Friday 12 June 2020
Real life sucks. So let's watch movies!
80. (1734.) Flower Drum Song (1961)
As we make our turn into Act II, we get a big song 'n' dance number from Helen, a working-class girl who pines for the protagonist. Afterwards, she disappears from the story never to be seen or mentioned again. That would be bad storytelling in any medium! Otherwise, not a bad movie.
81. (1735.) Love Story (1970)
Speaking of bad movies.... this. Like Taxi Driver earlier in the month, I watched this knowing I would hate it but also knowing that I should have seen it at least once. I did, and now I have.
82. (1736.) Paths of Glory (1957)
Thankfully, nothing makes a better palate cleanser than a truly great movie. (Does any actor in history have a better batting average than Kirk Douglas?) As darkly cynical and anti-war as a movie can get. Heartbreaking and very, very good.

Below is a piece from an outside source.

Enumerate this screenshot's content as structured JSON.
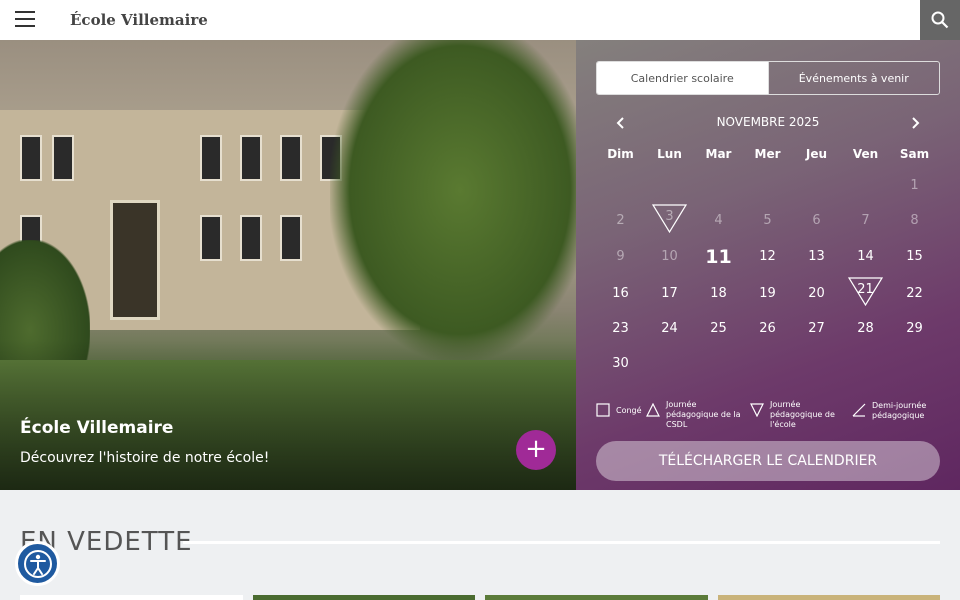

83. (1737.) Marie (1985)
Apparently a true story about one women who spoke out when she saw corruption in Tennessee state government. There's plenty of suspense, and a happy ending. Thanks to Marie, there's no longer any corruption in government!
84. (1738.) Ferdinand (2017)
Sometimes you watch a movie and think "what were the people who made this thinking?" I can't answer that question here. Bad casting, inexplicable set pieces, a very confusing message and moral.... All in pursuit of a quick buck built on an established brand, I guess? Just go watch the Oscar-winning 1938 Disney short instead. Don't fuck with a classic.
85. (1739.) Song of India (1949)
It's really true that they don't make 'em like this anymore. The best part of this Tarzan-adjacent Sabu adventure is the climax with the big mountain cat hell-bent on suicide. Get 'em, tiger!
86. (1740.) Young Man with a Horn (1950)
I praised Kirk Douglas above, and while this movie isn't bad, it's also no The Bad and the Beautiful. Most of that is a result of cliched storytelling clearly imposed by a studio avoiding the darker aspects of real life gone sideways. Oh, well. They can't all be winners, even for Kirk Douglas.
87. (1741.) Once to Every Woman (1934)
The title of this melodrama set in a medical ward is a reference to the "true love" found between the head nurse and new head of surgery. It was cool to see some old medicine, but I wouldn't recommend you stay up late to watch it.
More to come.